What you need to do:
Type every record exactly as it appears.
##############################
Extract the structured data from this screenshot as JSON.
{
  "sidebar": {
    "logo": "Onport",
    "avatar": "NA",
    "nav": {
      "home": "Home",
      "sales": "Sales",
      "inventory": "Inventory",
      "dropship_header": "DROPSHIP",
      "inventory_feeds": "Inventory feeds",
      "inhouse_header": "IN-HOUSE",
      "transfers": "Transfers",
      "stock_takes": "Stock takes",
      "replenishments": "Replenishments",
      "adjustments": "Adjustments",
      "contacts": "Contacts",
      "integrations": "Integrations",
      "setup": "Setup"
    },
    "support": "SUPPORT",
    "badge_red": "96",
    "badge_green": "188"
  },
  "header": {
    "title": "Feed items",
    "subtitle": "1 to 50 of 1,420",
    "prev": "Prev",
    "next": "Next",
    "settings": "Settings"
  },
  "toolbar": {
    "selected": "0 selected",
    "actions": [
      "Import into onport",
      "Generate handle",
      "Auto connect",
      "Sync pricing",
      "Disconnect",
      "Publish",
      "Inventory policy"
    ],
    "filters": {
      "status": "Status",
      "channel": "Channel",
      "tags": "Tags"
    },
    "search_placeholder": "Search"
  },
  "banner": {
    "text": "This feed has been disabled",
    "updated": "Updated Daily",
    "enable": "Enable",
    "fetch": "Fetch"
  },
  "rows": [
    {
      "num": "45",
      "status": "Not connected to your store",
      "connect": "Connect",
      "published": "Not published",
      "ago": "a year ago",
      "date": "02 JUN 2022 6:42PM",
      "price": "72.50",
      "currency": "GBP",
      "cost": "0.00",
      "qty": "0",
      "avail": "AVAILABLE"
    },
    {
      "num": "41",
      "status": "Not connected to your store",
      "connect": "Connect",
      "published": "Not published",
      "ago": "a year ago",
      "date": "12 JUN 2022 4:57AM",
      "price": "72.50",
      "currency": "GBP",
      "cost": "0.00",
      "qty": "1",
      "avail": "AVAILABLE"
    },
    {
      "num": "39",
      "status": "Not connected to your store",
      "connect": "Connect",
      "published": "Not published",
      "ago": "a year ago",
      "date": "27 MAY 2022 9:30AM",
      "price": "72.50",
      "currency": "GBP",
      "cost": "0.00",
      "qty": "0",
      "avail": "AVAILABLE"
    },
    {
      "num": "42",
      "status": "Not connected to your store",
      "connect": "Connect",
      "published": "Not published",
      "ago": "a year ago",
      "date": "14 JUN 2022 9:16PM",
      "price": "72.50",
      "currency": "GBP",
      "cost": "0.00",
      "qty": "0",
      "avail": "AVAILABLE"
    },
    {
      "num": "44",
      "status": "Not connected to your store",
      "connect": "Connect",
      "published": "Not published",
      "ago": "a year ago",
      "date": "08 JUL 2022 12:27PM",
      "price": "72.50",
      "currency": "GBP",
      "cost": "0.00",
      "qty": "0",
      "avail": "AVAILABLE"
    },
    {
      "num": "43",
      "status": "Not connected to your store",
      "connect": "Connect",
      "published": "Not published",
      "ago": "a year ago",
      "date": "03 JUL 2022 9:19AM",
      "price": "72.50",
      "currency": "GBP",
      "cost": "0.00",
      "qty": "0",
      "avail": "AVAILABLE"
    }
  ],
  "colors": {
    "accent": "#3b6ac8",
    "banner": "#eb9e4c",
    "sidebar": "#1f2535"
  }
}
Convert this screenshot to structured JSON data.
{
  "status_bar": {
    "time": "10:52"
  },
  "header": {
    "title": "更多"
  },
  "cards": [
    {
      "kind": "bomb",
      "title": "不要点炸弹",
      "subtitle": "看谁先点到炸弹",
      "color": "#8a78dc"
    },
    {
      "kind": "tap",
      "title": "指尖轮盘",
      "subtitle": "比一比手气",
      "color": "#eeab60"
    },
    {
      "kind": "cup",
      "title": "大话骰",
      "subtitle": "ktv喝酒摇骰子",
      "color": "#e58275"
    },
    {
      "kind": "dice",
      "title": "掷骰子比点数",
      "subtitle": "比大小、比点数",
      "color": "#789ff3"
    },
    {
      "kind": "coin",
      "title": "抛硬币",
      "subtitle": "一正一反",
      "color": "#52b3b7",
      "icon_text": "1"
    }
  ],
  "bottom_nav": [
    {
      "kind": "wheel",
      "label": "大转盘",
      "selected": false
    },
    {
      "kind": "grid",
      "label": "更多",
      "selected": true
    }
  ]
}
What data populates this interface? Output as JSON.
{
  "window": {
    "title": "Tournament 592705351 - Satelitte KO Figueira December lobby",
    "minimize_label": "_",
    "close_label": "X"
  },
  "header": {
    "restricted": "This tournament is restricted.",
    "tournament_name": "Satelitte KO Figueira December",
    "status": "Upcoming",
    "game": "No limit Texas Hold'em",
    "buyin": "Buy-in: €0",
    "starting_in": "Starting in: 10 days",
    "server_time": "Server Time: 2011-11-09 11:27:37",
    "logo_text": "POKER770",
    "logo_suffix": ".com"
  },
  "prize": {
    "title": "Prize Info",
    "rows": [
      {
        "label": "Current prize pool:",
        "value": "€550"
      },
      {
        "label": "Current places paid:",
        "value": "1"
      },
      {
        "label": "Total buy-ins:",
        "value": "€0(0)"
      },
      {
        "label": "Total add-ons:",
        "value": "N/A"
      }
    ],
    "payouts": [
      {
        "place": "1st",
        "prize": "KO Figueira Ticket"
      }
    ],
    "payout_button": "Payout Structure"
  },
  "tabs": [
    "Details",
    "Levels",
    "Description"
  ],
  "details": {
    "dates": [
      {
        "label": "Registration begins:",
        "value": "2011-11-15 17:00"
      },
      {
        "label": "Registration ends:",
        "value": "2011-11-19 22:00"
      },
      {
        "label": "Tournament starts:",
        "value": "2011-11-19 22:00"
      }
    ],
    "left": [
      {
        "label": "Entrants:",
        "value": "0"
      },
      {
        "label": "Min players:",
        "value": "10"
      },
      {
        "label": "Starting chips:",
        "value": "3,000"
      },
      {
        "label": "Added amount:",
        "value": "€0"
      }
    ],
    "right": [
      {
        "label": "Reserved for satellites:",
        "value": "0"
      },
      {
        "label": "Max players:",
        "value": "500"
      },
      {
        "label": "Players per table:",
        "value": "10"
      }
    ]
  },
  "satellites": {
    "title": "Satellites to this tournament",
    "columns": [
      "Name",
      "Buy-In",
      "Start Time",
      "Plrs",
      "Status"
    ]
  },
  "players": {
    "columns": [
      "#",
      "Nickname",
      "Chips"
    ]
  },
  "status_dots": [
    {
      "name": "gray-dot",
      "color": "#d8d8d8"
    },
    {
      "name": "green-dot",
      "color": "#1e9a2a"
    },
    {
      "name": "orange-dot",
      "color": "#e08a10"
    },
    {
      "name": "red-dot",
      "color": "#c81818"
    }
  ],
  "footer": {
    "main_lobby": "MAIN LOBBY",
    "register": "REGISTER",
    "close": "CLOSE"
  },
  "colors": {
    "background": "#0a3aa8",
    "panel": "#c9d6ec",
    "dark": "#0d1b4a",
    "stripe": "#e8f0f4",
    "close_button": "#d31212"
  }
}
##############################
Answer section:
Extract the structured data from this screenshot as JSON.
{
  "sidebar": {
    "logo": "Onport",
    "avatar": "NA",
    "nav": {
      "home": "Home",
      "sales": "Sales",
      "inventory": "Inventory",
      "dropship_header": "DROPSHIP",
      "inventory_feeds": "Inventory feeds",
      "inhouse_header": "IN-HOUSE",
      "transfers": "Transfers",
      "stock_takes": "Stock takes",
      "replenishments": "Replenishments",
      "adjustments": "Adjustments",
      "contacts": "Contacts",
      "integrations": "Integrations",
      "setup": "Setup"
    },
    "support": "SUPPORT",
    "badge_red": "96",
    "badge_green": "188"
  },
  "header": {
    "title": "Feed items",
    "subtitle": "1 to 50 of 1,420",
    "prev": "Prev",
    "next": "Next",
    "settings": "Settings"
  },
  "toolbar": {
    "selected": "0 selected",
    "actions": [
      "Import into onport",
      "Generate handle",
      "Auto connect",
      "Sync pricing",
      "Disconnect",
      "Publish",
      "Inventory policy"
    ],
    "filters": {
      "status": "Status",
      "channel": "Channel",
      "tags": "Tags"
    },
    "search_placeholder": "Search"
  },
  "banner": {
    "text": "This feed has been disabled",
    "updated": "Updated Daily",
    "enable": "Enable",
    "fetch": "Fetch"
  },
  "rows": [
    {
      "num": "45",
      "status": "Not connected to your store",
      "connect": "Connect",
      "published": "Not published",
      "ago": "a year ago",
      "date": "02 JUN 2022 6:42PM",
      "price": "72.50",
      "currency": "GBP",
      "cost": "0.00",
      "qty": "0",
      "avail": "AVAILABLE"
    },
    {
      "num": "41",
      "status": "Not connected to your store",
      "connect": "Connect",
      "published": "Not published",
      "ago": "a year ago",
      "date": "12 JUN 2022 4:57AM",
      "price": "72.50",
      "currency": "GBP",
      "cost": "0.00",
      "qty": "1",
      "avail": "AVAILABLE"
    },
    {
      "num": "39",
      "status": "Not connected to your store",
      "connect": "Connect",
      "published": "Not published",
      "ago": "a year ago",
      "date": "27 MAY 2022 9:30AM",
      "price": "72.50",
      "currency": "GBP",
      "cost": "0.00",
      "qty": "0",
      "avail": "AVAILABLE"
    },
    {
      "num": "42",
      "status": "Not connected to your store",
      "connect": "Connect",
      "published": "Not published",
      "ago": "a year ago",
      "date": "14 JUN 2022 9:16PM",
      "price": "72.50",
      "currency": "GBP",
      "cost": "0.00",
      "qty": "0",
      "avail": "AVAILABLE"
    },
    {
      "num": "44",
      "status": "Not connected to your store",
      "connect": "Connect",
      "published": "Not published",
      "ago": "a year ago",
      "date": "08 JUL 2022 12:27PM",
      "price": "72.50",
      "currency": "GBP",
      "cost": "0.00",
      "qty": "0",
      "avail": "AVAILABLE"
    },
    {
      "num": "43",
      "status": "Not connected to your store",
      "connect": "Connect",
      "published": "Not published",
      "ago": "a year ago",
      "date": "03 JUL 2022 9:19AM",
      "price": "72.50",
      "currency": "GBP",
      "cost": "0.00",
      "qty": "0",
      "avail": "AVAILABLE"
    }
  ],
  "colors": {
    "accent": "#3b6ac8",
    "banner": "#eb9e4c",
    "sidebar": "#1f2535"
  }
}
Convert this screenshot to structured JSON data.
{
  "status_bar": {
    "time": "10:52"
  },
  "header": {
    "title": "更多"
  },
  "cards": [
    {
      "kind": "bomb",
      "title": "不要点炸弹",
      "subtitle": "看谁先点到炸弹",
      "color": "#8a78dc"
    },
    {
      "kind": "tap",
      "title": "指尖轮盘",
      "subtitle": "比一比手气",
      "color": "#eeab60"
    },
    {
      "kind": "cup",
      "title": "大话骰",
      "subtitle": "ktv喝酒摇骰子",
      "color": "#e58275"
    },
    {
      "kind": "dice",
      "title": "掷骰子比点数",
      "subtitle": "比大小、比点数",
      "color": "#789ff3"
    },
    {
      "kind": "coin",
      "title": "抛硬币",
      "subtitle": "一正一反",
      "color": "#52b3b7",
      "icon_text": "1"
    }
  ],
  "bottom_nav": [
    {
      "kind": "wheel",
      "label": "大转盘",
      "selected": false
    },
    {
      "kind": "grid",
      "label": "更多",
      "selected": true
    }
  ]
}
What data populates this interface? Output as JSON.
{
  "window": {
    "title": "Tournament 592705351 - Satelitte KO Figueira December lobby",
    "minimize_label": "_",
    "close_label": "X"
  },
  "header": {
    "restricted": "This tournament is restricted.",
    "tournament_name": "Satelitte KO Figueira December",
    "status": "Upcoming",
    "game": "No limit Texas Hold'em",
    "buyin": "Buy-in: €0",
    "starting_in": "Starting in: 10 days",
    "server_time": "Server Time: 2011-11-09 11:27:37",
    "logo_text": "POKER770",
    "logo_suffix": ".com"
  },
  "prize": {
    "title": "Prize Info",
    "rows": [
      {
        "label": "Current prize pool:",
        "value": "€550"
      },
      {
        "label": "Current places paid:",
        "value": "1"
      },
      {
        "label": "Total buy-ins:",
        "value": "€0(0)"
      },
      {
        "label": "Total add-ons:",
        "value": "N/A"
      }
    ],
    "payouts": [
      {
        "place": "1st",
        "prize": "KO Figueira Ticket"
      }
    ],
    "payout_button": "Payout Structure"
  },
  "tabs": [
    "Details",
    "Levels",
    "Description"
  ],
  "details": {
    "dates": [
      {
        "label": "Registration begins:",
        "value": "2011-11-15 17:00"
      },
      {
        "label": "Registration ends:",
        "value": "2011-11-19 22:00"
      },
      {
        "label": "Tournament starts:",
        "value": "2011-11-19 22:00"
      }
    ],
    "left": [
      {
        "label": "Entrants:",
        "value": "0"
      },
      {
        "label": "Min players:",
        "value": "10"
      },
      {
        "label": "Starting chips:",
        "value": "3,000"
      },
      {
        "label": "Added amount:",
        "value": "€0"
      }
    ],
    "right": [
      {
        "label": "Reserved for satellites:",
        "value": "0"
      },
      {
        "label": "Max players:",
        "value": "500"
      },
      {
        "label": "Players per table:",
        "value": "10"
      }
    ]
  },
  "satellites": {
    "title": "Satellites to this tournament",
    "columns": [
      "Name",
      "Buy-In",
      "Start Time",
      "Plrs",
      "Status"
    ]
  },
  "players": {
    "columns": [
      "#",
      "Nickname",
      "Chips"
    ]
  },
  "status_dots": [
    {
      "name": "gray-dot",
      "color": "#d8d8d8"
    },
    {
      "name": "green-dot",
      "color": "#1e9a2a"
    },
    {
      "name": "orange-dot",
      "color": "#e08a10"
    },
    {
      "name": "red-dot",
      "color": "#c81818"
    }
  ],
  "footer": {
    "main_lobby": "MAIN LOBBY",
    "register": "REGISTER",
    "close": "CLOSE"
  },
  "colors": {
    "background": "#0a3aa8",
    "panel": "#c9d6ec",
    "dark": "#0d1b4a",
    "stripe": "#e8f0f4",
    "close_button": "#d31212"
  }
}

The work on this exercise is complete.